Glucocorticoids have also effects on the nervous system, primarily of an excitatory nature, evidenced by the presence of hormone receptors on neurons and glia, induction of neurotransmitter enzymes, EEG changes and increased convulsibility, toxicity for specific neurons.

Another important action of glucocorticoids is their negative feedback on hypothalamus and pituitary. They inhibit the secretion of adrenocorticotropic hormone (ACTH) from the pituitary and of corticotropin-releasing hormone (CRH) from the hypothalamus: the higher the levels of the circulating hormones, the lower the secretion of ACTH and CRH; the lower their levels, the greater the ACTH and CRC release.

Other actions of glucocorticoids include: retention of sodium at renal tubules (but much less efficacious than aldosterone), the reabsorption of bone and altered calcium metabolism, promotion of appetite and increased stomach acid and pepsin secretion, maintenance of work capacity.

Sex hormones include both androgens such as dehydroepiandrosterone (DHEA) (with masculinizing and anabolic actions) and estrogens (with feminizing actions). Their secretion decreases markedly in old age.


Aldosterone, the major mineralocorticoid, is indispensable for survival. It increases sodium reabsorption from the renal tubular fluid, saliva and gastric juice. In the kidney, aldosterone acts on the epithelium of the distal tubule and collecting duct where it facilitates the exchange of sodium (reabsorbed) for potassium and hydrogen ions (excreted). It may also increase potassium and decrease sodium in muscle and brain cells.

Secondary actions include: maintenance of blood pressure (as a consequence of sodium-water retention and increased blood volume); moderate potassium diuresis and increased urine acidity (sodium taken up is exchanged for potassium and hydrogen ions which are excreted).

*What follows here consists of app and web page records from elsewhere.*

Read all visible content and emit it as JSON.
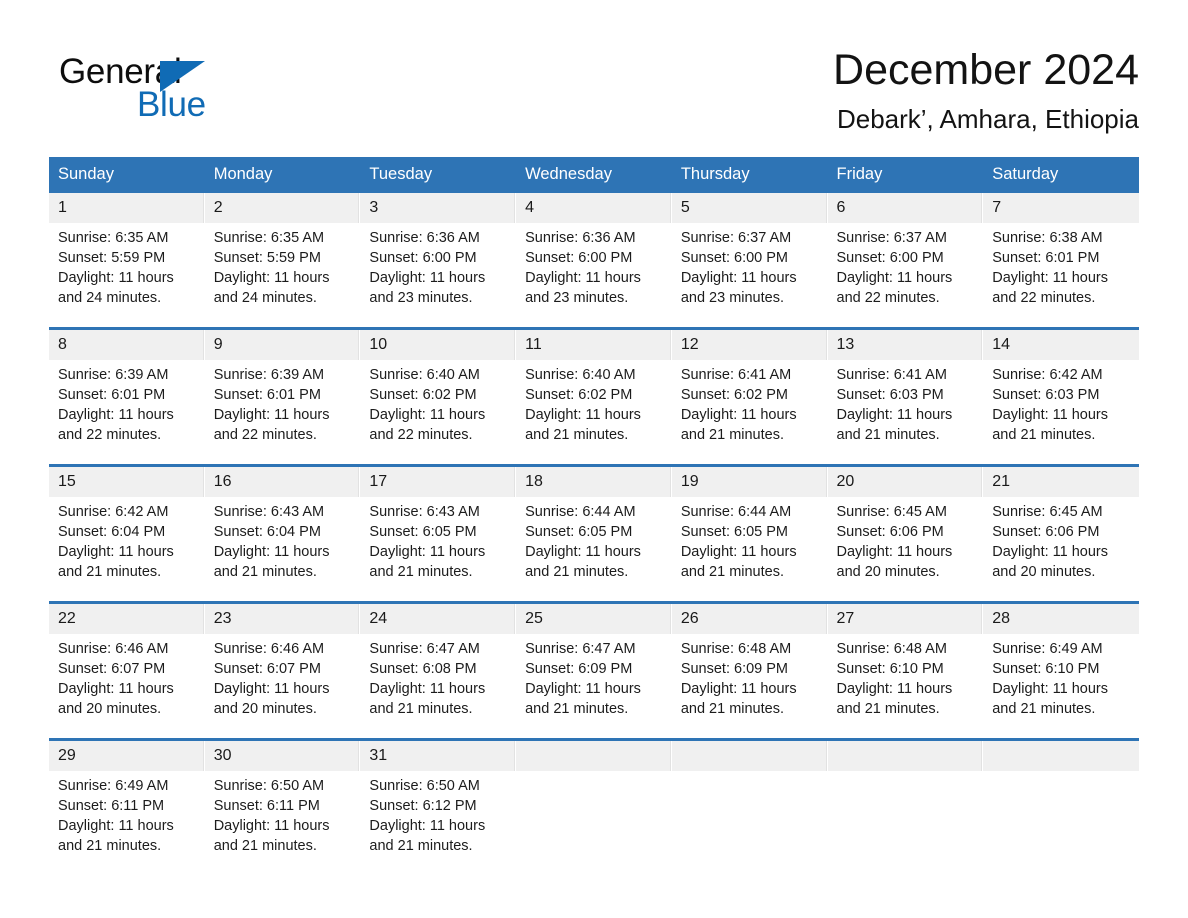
{
  "brand": {
    "name_part1": "General",
    "name_part2": "Blue",
    "logo_icon": "triangle-logo-icon"
  },
  "header": {
    "title": "December 2024",
    "subtitle": "Debark’, Amhara, Ethiopia"
  },
  "colors": {
    "header_blue": "#2e74b5",
    "brand_blue": "#106bb5",
    "daynum_band": "#f0f0f0",
    "text": "#1a1a1a"
  },
  "weekdays": [
    "Sunday",
    "Monday",
    "Tuesday",
    "Wednesday",
    "Thursday",
    "Friday",
    "Saturday"
  ],
  "weeks": [
    [
      {
        "day": "1",
        "sunrise": "Sunrise: 6:35 AM",
        "sunset": "Sunset: 5:59 PM",
        "daylight_line1": "Daylight: 11 hours",
        "daylight_line2": "and 24 minutes."
      },
      {
        "day": "2",
        "sunrise": "Sunrise: 6:35 AM",
        "sunset": "Sunset: 5:59 PM",
        "daylight_line1": "Daylight: 11 hours",
        "daylight_line2": "and 24 minutes."
      },
      {
        "day": "3",
        "sunrise": "Sunrise: 6:36 AM",
        "sunset": "Sunset: 6:00 PM",
        "daylight_line1": "Daylight: 11 hours",
        "daylight_line2": "and 23 minutes."
      },
      {
        "day": "4",
        "sunrise": "Sunrise: 6:36 AM",
        "sunset": "Sunset: 6:00 PM",
        "daylight_line1": "Daylight: 11 hours",
        "daylight_line2": "and 23 minutes."
      },
      {
        "day": "5",
        "sunrise": "Sunrise: 6:37 AM",
        "sunset": "Sunset: 6:00 PM",
        "daylight_line1": "Daylight: 11 hours",
        "daylight_line2": "and 23 minutes."
      },
      {
        "day": "6",
        "sunrise": "Sunrise: 6:37 AM",
        "sunset": "Sunset: 6:00 PM",
        "daylight_line1": "Daylight: 11 hours",
        "daylight_line2": "and 22 minutes."
      },
      {
        "day": "7",
        "sunrise": "Sunrise: 6:38 AM",
        "sunset": "Sunset: 6:01 PM",
        "daylight_line1": "Daylight: 11 hours",
        "daylight_line2": "and 22 minutes."
      }
    ],
    [
      {
        "day": "8",
        "sunrise": "Sunrise: 6:39 AM",
        "sunset": "Sunset: 6:01 PM",
        "daylight_line1": "Daylight: 11 hours",
        "daylight_line2": "and 22 minutes."
      },
      {
        "day": "9",
        "sunrise": "Sunrise: 6:39 AM",
        "sunset": "Sunset: 6:01 PM",
        "daylight_line1": "Daylight: 11 hours",
        "daylight_line2": "and 22 minutes."
      },
      {
        "day": "10",
        "sunrise": "Sunrise: 6:40 AM",
        "sunset": "Sunset: 6:02 PM",
        "daylight_line1": "Daylight: 11 hours",
        "daylight_line2": "and 22 minutes."
      },
      {
        "day": "11",
        "sunrise": "Sunrise: 6:40 AM",
        "sunset": "Sunset: 6:02 PM",
        "daylight_line1": "Daylight: 11 hours",
        "daylight_line2": "and 21 minutes."
      },
      {
        "day": "12",
        "sunrise": "Sunrise: 6:41 AM",
        "sunset": "Sunset: 6:02 PM",
        "daylight_line1": "Daylight: 11 hours",
        "daylight_line2": "and 21 minutes."
      },
      {
        "day": "13",
        "sunrise": "Sunrise: 6:41 AM",
        "sunset": "Sunset: 6:03 PM",
        "daylight_line1": "Daylight: 11 hours",
        "daylight_line2": "and 21 minutes."
      },
      {
        "day": "14",
        "sunrise": "Sunrise: 6:42 AM",
        "sunset": "Sunset: 6:03 PM",
        "daylight_line1": "Daylight: 11 hours",
        "daylight_line2": "and 21 minutes."
      }
    ],
    [
      {
        "day": "15",
        "sunrise": "Sunrise: 6:42 AM",
        "sunset": "Sunset: 6:04 PM",
        "daylight_line1": "Daylight: 11 hours",
        "daylight_line2": "and 21 minutes."
      },
      {
        "day": "16",
        "sunrise": "Sunrise: 6:43 AM",
        "sunset": "Sunset: 6:04 PM",
        "daylight_line1": "Daylight: 11 hours",
        "daylight_line2": "and 21 minutes."
      },
      {
        "day": "17",
        "sunrise": "Sunrise: 6:43 AM",
        "sunset": "Sunset: 6:05 PM",
        "daylight_line1": "Daylight: 11 hours",
        "daylight_line2": "and 21 minutes."
      },
      {
        "day": "18",
        "sunrise": "Sunrise: 6:44 AM",
        "sunset": "Sunset: 6:05 PM",
        "daylight_line1": "Daylight: 11 hours",
        "daylight_line2": "and 21 minutes."
      },
      {
        "day": "19",
        "sunrise": "Sunrise: 6:44 AM",
        "sunset": "Sunset: 6:05 PM",
        "daylight_line1": "Daylight: 11 hours",
        "daylight_line2": "and 21 minutes."
      },
      {
        "day": "20",
        "sunrise": "Sunrise: 6:45 AM",
        "sunset": "Sunset: 6:06 PM",
        "daylight_line1": "Daylight: 11 hours",
        "daylight_line2": "and 20 minutes."
      },
      {
        "day": "21",
        "sunrise": "Sunrise: 6:45 AM",
        "sunset": "Sunset: 6:06 PM",
        "daylight_line1": "Daylight: 11 hours",
        "daylight_line2": "and 20 minutes."
      }
    ],
    [
      {
        "day": "22",
        "sunrise": "Sunrise: 6:46 AM",
        "sunset": "Sunset: 6:07 PM",
        "daylight_line1": "Daylight: 11 hours",
        "daylight_line2": "and 20 minutes."
      },
      {
        "day": "23",
        "sunrise": "Sunrise: 6:46 AM",
        "sunset": "Sunset: 6:07 PM",
        "daylight_line1": "Daylight: 11 hours",
        "daylight_line2": "and 20 minutes."
      },
      {
        "day": "24",
        "sunrise": "Sunrise: 6:47 AM",
        "sunset": "Sunset: 6:08 PM",
        "daylight_line1": "Daylight: 11 hours",
        "daylight_line2": "and 21 minutes."
      },
      {
        "day": "25",
        "sunrise": "Sunrise: 6:47 AM",
        "sunset": "Sunset: 6:09 PM",
        "daylight_line1": "Daylight: 11 hours",
        "daylight_line2": "and 21 minutes."
      },
      {
        "day": "26",
        "sunrise": "Sunrise: 6:48 AM",
        "sunset": "Sunset: 6:09 PM",
        "daylight_line1": "Daylight: 11 hours",
        "daylight_line2": "and 21 minutes."
      },
      {
        "day": "27",
        "sunrise": "Sunrise: 6:48 AM",
        "sunset": "Sunset: 6:10 PM",
        "daylight_line1": "Daylight: 11 hours",
        "daylight_line2": "and 21 minutes."
      },
      {
        "day": "28",
        "sunrise": "Sunrise: 6:49 AM",
        "sunset": "Sunset: 6:10 PM",
        "daylight_line1": "Daylight: 11 hours",
        "daylight_line2": "and 21 minutes."
      }
    ],
    [
      {
        "day": "29",
        "sunrise": "Sunrise: 6:49 AM",
        "sunset": "Sunset: 6:11 PM",
        "daylight_line1": "Daylight: 11 hours",
        "daylight_line2": "and 21 minutes."
      },
      {
        "day": "30",
        "sunrise": "Sunrise: 6:50 AM",
        "sunset": "Sunset: 6:11 PM",
        "daylight_line1": "Daylight: 11 hours",
        "daylight_line2": "and 21 minutes."
      },
      {
        "day": "31",
        "sunrise": "Sunrise: 6:50 AM",
        "sunset": "Sunset: 6:12 PM",
        "daylight_line1": "Daylight: 11 hours",
        "daylight_line2": "and 21 minutes."
      },
      {
        "day": "",
        "sunrise": "",
        "sunset": "",
        "daylight_line1": "",
        "daylight_line2": ""
      },
      {
        "day": "",
        "sunrise": "",
        "sunset": "",
        "daylight_line1": "",
        "daylight_line2": ""
      },
      {
        "day": "",
        "sunrise": "",
        "sunset": "",
        "daylight_line1": "",
        "daylight_line2": ""
      },
      {
        "day": "",
        "sunrise": "",
        "sunset": "",
        "daylight_line1": "",
        "daylight_line2": ""
      }
    ]
  ]
}
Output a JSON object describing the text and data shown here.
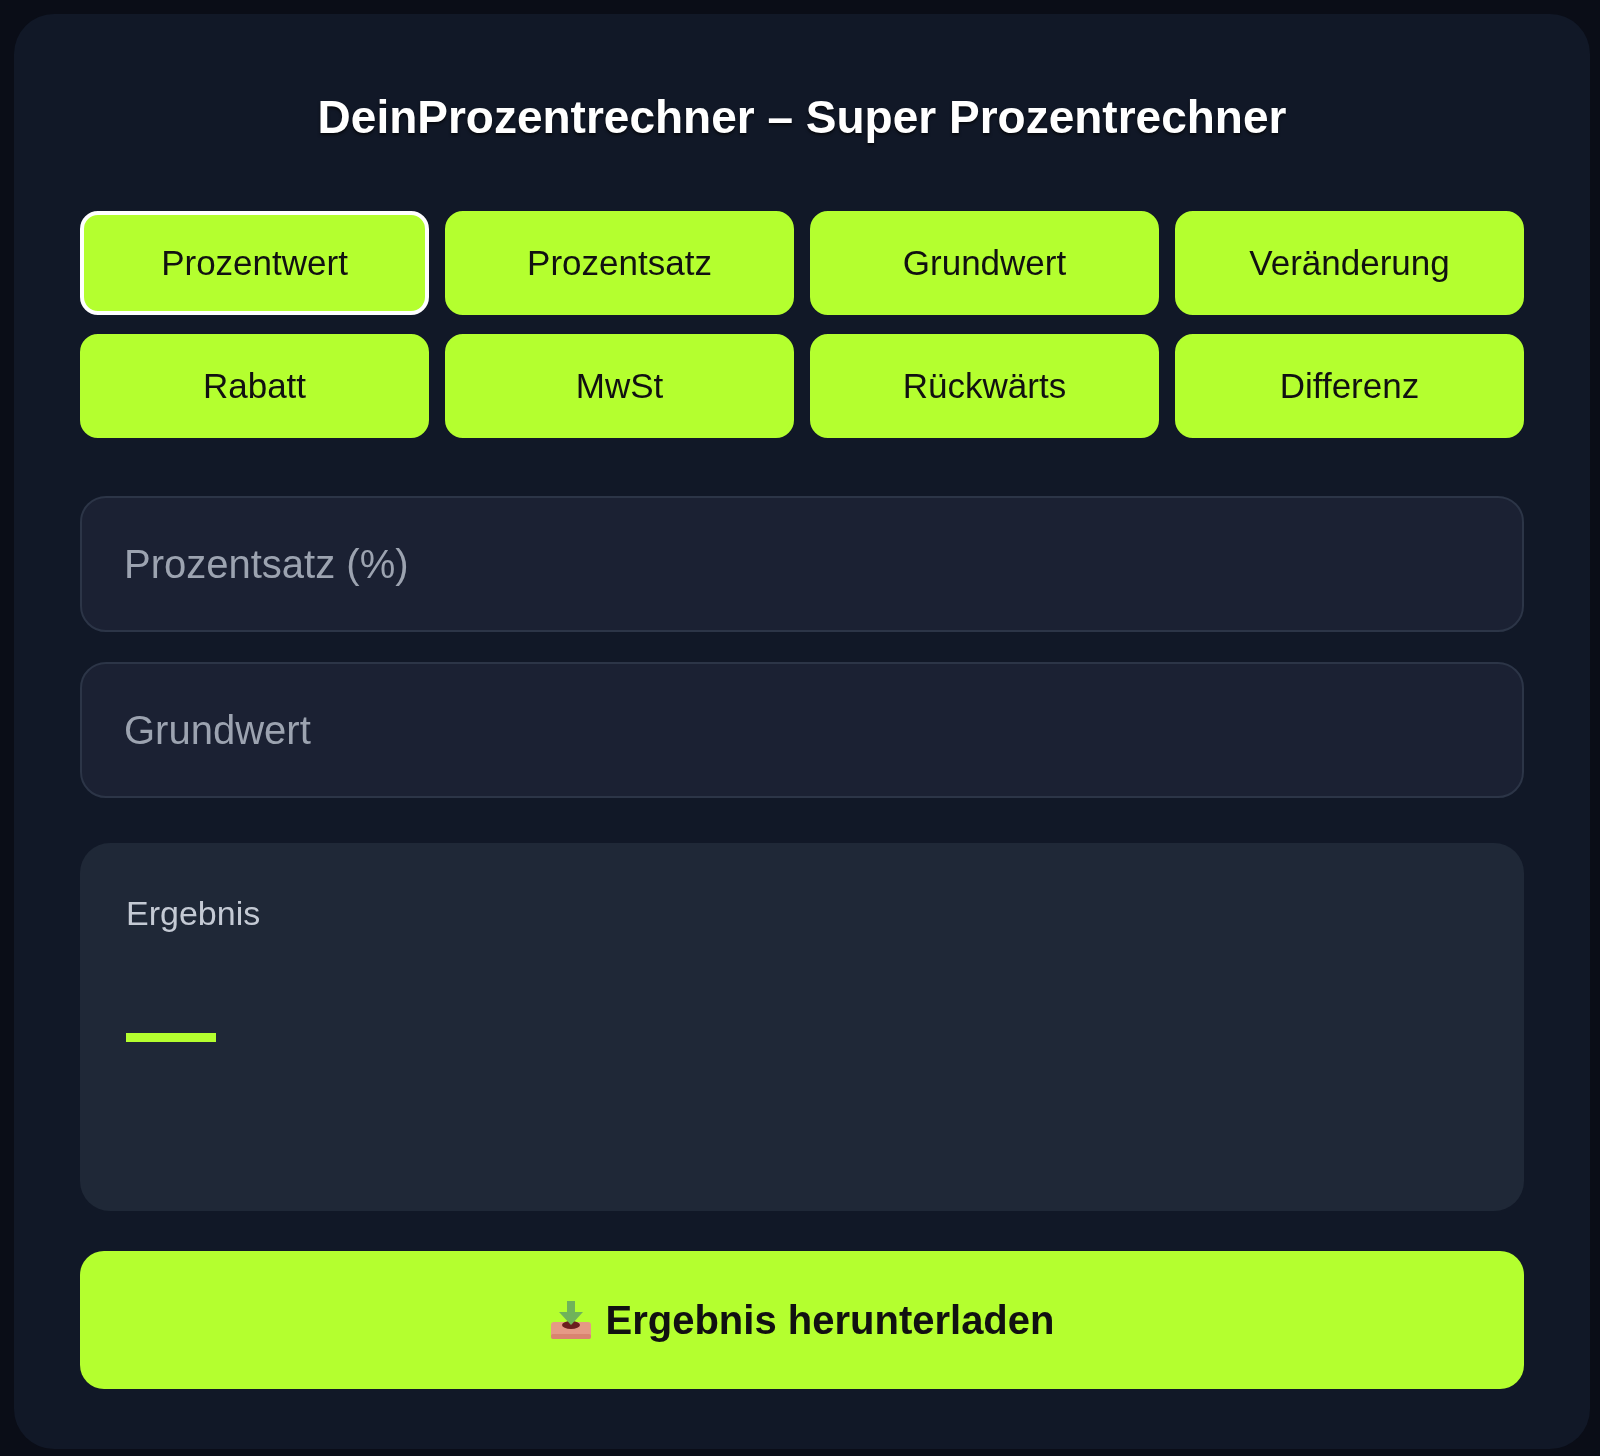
{
  "title": "DeinProzentrechner – Super Prozentrechner",
  "tabs": [
    {
      "label": "Prozentwert",
      "selected": true
    },
    {
      "label": "Prozentsatz",
      "selected": false
    },
    {
      "label": "Grundwert",
      "selected": false
    },
    {
      "label": "Veränderung",
      "selected": false
    },
    {
      "label": "Rabatt",
      "selected": false
    },
    {
      "label": "MwSt",
      "selected": false
    },
    {
      "label": "Rückwärts",
      "selected": false
    },
    {
      "label": "Differenz",
      "selected": false
    }
  ],
  "fields": [
    {
      "placeholder": "Prozentsatz (%)"
    },
    {
      "placeholder": "Grundwert"
    }
  ],
  "result": {
    "label": "Ergebnis",
    "value": "—"
  },
  "download_button": {
    "label": "Ergebnis herunterladen"
  }
}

The medullary cells (also known as chromaffin cells) are considered to be postganglionic neurons (innervated by preganglionic cholinergic fibers) which have lost their axons and become secretory cells. Major secretory products are the catecholamines, norepinephrine, which also is produced and released by neurons in the CNS and by sympathetic neurons, epinephrine, formed primarily in the medulla by the methylation of norepinephrine, and some dopamine, also a CNS neurotransmitter. Opioid peptides are also secreted (most of the circulating encephalin comes from the medulla) although they do not pass the blood-brain barrier.

Norepinephrine and epinephrine mimic the effects of sympathetic discharge, stimulate the nervous system and exert metabolic effects that include glycogenolysis in liver and skeletal muscle, mobilization of free fatty acids and stimulation of metabolic rate. They act through the binding to two classes of receptors, alpha(1 and 2)receptors,which induce vasoconstriction in most organs and beta receptors which mediate the metabolic effects and stimulate rate and force of cardiac contraction (1) and dilate blood vessels in muscle and liver (2). Their secretion is under neural control and is also influenced by other hormones, primarily glucocorticoids and thyroid hormones